This supplement is very easy to consume, you can add it in your pre or post-workout shake, smoothie or even in a cup of fruit juice. Whether it is more beneficial to take this muscle building supplement before or after your workout is not completely clear as of yet4. So our advice is to take it at whatever time of day best fits your lifestyle.

Omega 3 Fish oil

Another supplement that can be a great addition to your meal plan is omega 3 fish oil. Eating fatty fish (like salmon) has proven to have many health benefits for our body, but due to the fact that seafood can be expensive, sometimes it is a better choice to get your pure and concentrated fish oil from supplemental form.

But what does adding these omega 3 fatty acids to your diet do for your muscle growth?

Fish oil has also been proven to reduce stiffness in your joints, improve blood flow, and enhance recovery - meaning more productive workouts and a longer gym-longevity for you as a bodybuilder5.

This makes omega 3 fish oil a very useful supplement for your body, weight training and as addition to your bodybuilding diet.

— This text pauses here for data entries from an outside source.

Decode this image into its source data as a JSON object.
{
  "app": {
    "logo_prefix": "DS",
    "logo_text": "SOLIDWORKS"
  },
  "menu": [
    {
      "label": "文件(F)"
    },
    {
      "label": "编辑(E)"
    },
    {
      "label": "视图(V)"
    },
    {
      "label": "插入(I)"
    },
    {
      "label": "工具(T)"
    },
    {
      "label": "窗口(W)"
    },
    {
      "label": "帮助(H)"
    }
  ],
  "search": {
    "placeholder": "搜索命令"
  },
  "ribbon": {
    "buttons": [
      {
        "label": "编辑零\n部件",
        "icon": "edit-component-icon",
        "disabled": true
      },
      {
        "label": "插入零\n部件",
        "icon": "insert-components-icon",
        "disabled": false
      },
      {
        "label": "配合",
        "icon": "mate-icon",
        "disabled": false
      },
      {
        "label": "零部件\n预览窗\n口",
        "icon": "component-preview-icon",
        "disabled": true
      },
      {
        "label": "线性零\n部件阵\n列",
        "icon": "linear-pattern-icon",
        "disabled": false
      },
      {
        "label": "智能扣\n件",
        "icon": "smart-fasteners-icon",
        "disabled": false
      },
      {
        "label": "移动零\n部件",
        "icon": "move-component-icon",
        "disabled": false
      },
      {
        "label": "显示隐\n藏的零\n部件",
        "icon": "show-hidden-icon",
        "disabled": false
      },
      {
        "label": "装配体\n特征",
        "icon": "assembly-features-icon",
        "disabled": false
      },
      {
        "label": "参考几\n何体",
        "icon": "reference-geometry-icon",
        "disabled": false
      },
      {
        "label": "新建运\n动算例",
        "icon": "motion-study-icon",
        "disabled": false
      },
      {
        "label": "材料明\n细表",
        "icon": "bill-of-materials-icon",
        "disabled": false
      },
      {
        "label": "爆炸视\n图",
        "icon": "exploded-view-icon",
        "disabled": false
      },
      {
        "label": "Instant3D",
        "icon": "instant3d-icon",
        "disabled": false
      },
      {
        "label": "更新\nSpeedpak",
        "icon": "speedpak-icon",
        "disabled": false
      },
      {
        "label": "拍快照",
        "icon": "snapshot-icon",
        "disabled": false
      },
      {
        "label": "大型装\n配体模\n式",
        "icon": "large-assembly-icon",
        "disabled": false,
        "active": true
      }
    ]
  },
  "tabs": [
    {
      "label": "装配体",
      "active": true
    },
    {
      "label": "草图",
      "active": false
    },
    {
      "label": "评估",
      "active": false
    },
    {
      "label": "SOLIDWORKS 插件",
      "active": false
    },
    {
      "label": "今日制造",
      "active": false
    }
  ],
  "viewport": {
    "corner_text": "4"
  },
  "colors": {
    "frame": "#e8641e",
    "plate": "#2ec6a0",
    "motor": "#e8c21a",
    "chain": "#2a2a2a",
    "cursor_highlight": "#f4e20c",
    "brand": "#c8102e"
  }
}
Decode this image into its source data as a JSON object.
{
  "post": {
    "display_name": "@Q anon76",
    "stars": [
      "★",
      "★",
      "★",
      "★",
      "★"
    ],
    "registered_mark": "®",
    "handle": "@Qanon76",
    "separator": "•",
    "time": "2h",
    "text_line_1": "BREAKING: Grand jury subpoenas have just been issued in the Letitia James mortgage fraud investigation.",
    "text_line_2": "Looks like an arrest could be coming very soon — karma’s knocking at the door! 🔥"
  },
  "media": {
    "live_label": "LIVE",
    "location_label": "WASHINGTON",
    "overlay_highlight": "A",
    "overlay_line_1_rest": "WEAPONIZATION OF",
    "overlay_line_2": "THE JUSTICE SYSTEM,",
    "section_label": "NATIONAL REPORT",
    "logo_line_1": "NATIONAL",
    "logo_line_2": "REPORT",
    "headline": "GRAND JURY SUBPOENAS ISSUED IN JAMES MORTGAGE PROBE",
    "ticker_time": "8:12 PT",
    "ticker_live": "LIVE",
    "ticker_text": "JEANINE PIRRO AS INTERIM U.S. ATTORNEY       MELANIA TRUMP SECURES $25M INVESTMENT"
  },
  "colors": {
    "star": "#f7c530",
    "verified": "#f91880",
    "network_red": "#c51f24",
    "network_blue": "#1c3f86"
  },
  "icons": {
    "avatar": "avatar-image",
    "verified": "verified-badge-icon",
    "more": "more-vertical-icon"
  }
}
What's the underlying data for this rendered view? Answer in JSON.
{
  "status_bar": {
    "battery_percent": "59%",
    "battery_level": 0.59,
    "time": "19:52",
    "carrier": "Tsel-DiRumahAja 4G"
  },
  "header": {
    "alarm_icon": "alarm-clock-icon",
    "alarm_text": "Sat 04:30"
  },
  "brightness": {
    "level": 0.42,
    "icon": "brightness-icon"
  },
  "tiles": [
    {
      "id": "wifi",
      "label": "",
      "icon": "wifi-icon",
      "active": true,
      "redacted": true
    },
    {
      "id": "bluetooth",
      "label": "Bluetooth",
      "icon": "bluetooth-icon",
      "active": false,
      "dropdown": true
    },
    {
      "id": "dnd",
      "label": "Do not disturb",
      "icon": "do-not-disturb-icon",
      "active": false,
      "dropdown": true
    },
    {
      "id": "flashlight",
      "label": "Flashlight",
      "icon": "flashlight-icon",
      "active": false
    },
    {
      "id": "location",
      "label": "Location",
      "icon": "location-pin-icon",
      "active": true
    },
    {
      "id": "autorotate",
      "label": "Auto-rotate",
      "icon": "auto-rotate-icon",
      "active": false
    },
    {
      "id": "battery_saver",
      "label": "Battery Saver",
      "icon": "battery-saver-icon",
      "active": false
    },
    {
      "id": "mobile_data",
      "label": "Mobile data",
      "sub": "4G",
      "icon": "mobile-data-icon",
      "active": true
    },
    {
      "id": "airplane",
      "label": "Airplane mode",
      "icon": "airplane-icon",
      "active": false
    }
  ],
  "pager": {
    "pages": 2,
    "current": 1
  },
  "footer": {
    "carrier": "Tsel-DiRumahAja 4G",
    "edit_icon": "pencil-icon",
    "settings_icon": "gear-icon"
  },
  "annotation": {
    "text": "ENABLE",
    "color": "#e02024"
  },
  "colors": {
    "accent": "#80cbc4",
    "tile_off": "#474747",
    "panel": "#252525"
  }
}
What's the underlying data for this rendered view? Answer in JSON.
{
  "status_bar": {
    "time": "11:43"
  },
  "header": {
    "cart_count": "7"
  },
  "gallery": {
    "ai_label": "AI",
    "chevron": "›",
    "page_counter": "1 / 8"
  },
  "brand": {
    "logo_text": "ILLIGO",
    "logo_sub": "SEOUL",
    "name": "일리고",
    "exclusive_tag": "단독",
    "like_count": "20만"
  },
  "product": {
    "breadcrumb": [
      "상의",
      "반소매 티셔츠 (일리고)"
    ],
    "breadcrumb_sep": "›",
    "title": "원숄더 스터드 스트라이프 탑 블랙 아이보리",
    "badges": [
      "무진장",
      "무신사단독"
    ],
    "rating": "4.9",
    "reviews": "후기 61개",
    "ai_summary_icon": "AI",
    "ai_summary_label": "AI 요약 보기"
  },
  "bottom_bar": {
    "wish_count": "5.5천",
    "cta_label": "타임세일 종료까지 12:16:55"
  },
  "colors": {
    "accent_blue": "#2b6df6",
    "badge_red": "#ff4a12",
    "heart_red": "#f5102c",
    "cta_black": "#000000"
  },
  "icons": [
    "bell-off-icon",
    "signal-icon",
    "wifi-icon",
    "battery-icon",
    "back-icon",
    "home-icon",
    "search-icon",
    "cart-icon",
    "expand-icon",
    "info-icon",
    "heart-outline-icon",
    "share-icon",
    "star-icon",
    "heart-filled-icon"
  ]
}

references
  1. Per meal dose and frequency of protein consumption is associated with lean mass and muscle performance.
  2. Hulmi, J. J., Lockwood, C., & Stout, J. (2010). Effect of protein/essential amino acids and resistance training on skeletal muscle hypertrophy: A case for whey protein . Nutrition & Metabolism , 7 (51).
  3. Kreider RB, Leutholtz BC & Greenwood M. Creatine. Nutritional Ergogenic Aids. CRC Press LLC: Boca Raton, FL, 2004, p 81-104
  4. Antonio J, Ciccone V. The effects of pre versus post workout supplementation of creatine monohydrate on body composition and strength. J Int Soc Sports Nutr. 2013;10:36.
  5. The effects of fish oil and isoflavones on delayed onset muscle soreness.